DATA EXCERPTS:
=-=-=

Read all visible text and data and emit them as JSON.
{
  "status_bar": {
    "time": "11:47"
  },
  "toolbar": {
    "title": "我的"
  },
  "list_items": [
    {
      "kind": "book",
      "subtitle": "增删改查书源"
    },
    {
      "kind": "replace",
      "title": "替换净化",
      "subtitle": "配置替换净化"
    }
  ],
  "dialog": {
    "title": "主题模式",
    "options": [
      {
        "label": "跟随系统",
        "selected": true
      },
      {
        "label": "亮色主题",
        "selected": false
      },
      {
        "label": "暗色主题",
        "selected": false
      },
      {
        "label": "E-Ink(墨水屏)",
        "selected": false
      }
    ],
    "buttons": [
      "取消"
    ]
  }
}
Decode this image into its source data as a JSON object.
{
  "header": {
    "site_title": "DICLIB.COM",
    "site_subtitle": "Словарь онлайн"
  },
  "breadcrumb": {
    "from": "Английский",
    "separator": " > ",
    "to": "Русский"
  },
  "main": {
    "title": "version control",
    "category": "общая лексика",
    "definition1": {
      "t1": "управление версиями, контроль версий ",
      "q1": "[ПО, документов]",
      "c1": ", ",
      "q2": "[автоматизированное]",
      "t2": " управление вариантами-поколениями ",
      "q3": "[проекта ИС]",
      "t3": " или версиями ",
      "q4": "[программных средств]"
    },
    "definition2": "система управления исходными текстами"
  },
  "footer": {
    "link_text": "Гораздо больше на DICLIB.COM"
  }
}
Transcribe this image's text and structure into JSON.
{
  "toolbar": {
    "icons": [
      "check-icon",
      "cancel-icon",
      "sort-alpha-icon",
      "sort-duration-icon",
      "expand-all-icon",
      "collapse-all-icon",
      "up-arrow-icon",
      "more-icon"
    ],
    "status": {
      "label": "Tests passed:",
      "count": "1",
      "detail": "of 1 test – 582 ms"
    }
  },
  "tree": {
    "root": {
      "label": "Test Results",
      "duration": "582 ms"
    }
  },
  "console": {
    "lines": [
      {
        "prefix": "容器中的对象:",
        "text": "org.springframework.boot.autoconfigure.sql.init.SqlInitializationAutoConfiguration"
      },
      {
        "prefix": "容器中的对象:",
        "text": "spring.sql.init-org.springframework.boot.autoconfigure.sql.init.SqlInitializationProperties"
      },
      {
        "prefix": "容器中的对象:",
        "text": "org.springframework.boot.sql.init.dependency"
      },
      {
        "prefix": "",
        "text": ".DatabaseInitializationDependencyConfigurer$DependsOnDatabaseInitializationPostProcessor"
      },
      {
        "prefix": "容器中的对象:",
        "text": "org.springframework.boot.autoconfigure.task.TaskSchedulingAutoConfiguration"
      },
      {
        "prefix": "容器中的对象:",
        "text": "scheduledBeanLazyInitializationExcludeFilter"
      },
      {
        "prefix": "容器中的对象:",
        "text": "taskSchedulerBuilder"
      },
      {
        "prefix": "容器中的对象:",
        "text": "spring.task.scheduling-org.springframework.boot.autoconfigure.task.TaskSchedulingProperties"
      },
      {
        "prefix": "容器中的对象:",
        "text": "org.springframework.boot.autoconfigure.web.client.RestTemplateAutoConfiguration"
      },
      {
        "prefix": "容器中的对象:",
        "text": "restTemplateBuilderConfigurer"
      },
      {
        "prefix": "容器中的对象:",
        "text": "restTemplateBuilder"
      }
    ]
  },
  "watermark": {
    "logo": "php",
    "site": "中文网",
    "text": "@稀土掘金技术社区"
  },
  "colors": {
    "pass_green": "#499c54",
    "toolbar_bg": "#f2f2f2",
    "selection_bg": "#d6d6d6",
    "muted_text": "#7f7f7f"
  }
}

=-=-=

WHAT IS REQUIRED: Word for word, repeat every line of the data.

SOLVED EXERCISE:
Read all visible text and data and emit them as JSON.
{
  "status_bar": {
    "time": "11:47"
  },
  "toolbar": {
    "title": "我的"
  },
  "list_items": [
    {
      "kind": "book",
      "subtitle": "增删改查书源"
    },
    {
      "kind": "replace",
      "title": "替换净化",
      "subtitle": "配置替换净化"
    }
  ],
  "dialog": {
    "title": "主题模式",
    "options": [
      {
        "label": "跟随系统",
        "selected": true
      },
      {
        "label": "亮色主题",
        "selected": false
      },
      {
        "label": "暗色主题",
        "selected": false
      },
      {
        "label": "E-Ink(墨水屏)",
        "selected": false
      }
    ],
    "buttons": [
      "取消"
    ]
  }
}
Decode this image into its source data as a JSON object.
{
  "header": {
    "site_title": "DICLIB.COM",
    "site_subtitle": "Словарь онлайн"
  },
  "breadcrumb": {
    "from": "Английский",
    "separator": " > ",
    "to": "Русский"
  },
  "main": {
    "title": "version control",
    "category": "общая лексика",
    "definition1": {
      "t1": "управление версиями, контроль версий ",
      "q1": "[ПО, документов]",
      "c1": ", ",
      "q2": "[автоматизированное]",
      "t2": " управление вариантами-поколениями ",
      "q3": "[проекта ИС]",
      "t3": " или версиями ",
      "q4": "[программных средств]"
    },
    "definition2": "система управления исходными текстами"
  },
  "footer": {
    "link_text": "Гораздо больше на DICLIB.COM"
  }
}
Transcribe this image's text and structure into JSON.
{
  "toolbar": {
    "icons": [
      "check-icon",
      "cancel-icon",
      "sort-alpha-icon",
      "sort-duration-icon",
      "expand-all-icon",
      "collapse-all-icon",
      "up-arrow-icon",
      "more-icon"
    ],
    "status": {
      "label": "Tests passed:",
      "count": "1",
      "detail": "of 1 test – 582 ms"
    }
  },
  "tree": {
    "root": {
      "label": "Test Results",
      "duration": "582 ms"
    }
  },
  "console": {
    "lines": [
      {
        "prefix": "容器中的对象:",
        "text": "org.springframework.boot.autoconfigure.sql.init.SqlInitializationAutoConfiguration"
      },
      {
        "prefix": "容器中的对象:",
        "text": "spring.sql.init-org.springframework.boot.autoconfigure.sql.init.SqlInitializationProperties"
      },
      {
        "prefix": "容器中的对象:",
        "text": "org.springframework.boot.sql.init.dependency"
      },
      {
        "prefix": "",
        "text": ".DatabaseInitializationDependencyConfigurer$DependsOnDatabaseInitializationPostProcessor"
      },
      {
        "prefix": "容器中的对象:",
        "text": "org.springframework.boot.autoconfigure.task.TaskSchedulingAutoConfiguration"
      },
      {
        "prefix": "容器中的对象:",
        "text": "scheduledBeanLazyInitializationExcludeFilter"
      },
      {
        "prefix": "容器中的对象:",
        "text": "taskSchedulerBuilder"
      },
      {
        "prefix": "容器中的对象:",
        "text": "spring.task.scheduling-org.springframework.boot.autoconfigure.task.TaskSchedulingProperties"
      },
      {
        "prefix": "容器中的对象:",
        "text": "org.springframework.boot.autoconfigure.web.client.RestTemplateAutoConfiguration"
      },
      {
        "prefix": "容器中的对象:",
        "text": "restTemplateBuilderConfigurer"
      },
      {
        "prefix": "容器中的对象:",
        "text": "restTemplateBuilder"
      }
    ]
  },
  "watermark": {
    "logo": "php",
    "site": "中文网",
    "text": "@稀土掘金技术社区"
  },
  "colors": {
    "pass_green": "#499c54",
    "toolbar_bg": "#f2f2f2",
    "selection_bg": "#d6d6d6",
    "muted_text": "#7f7f7f"
  }
}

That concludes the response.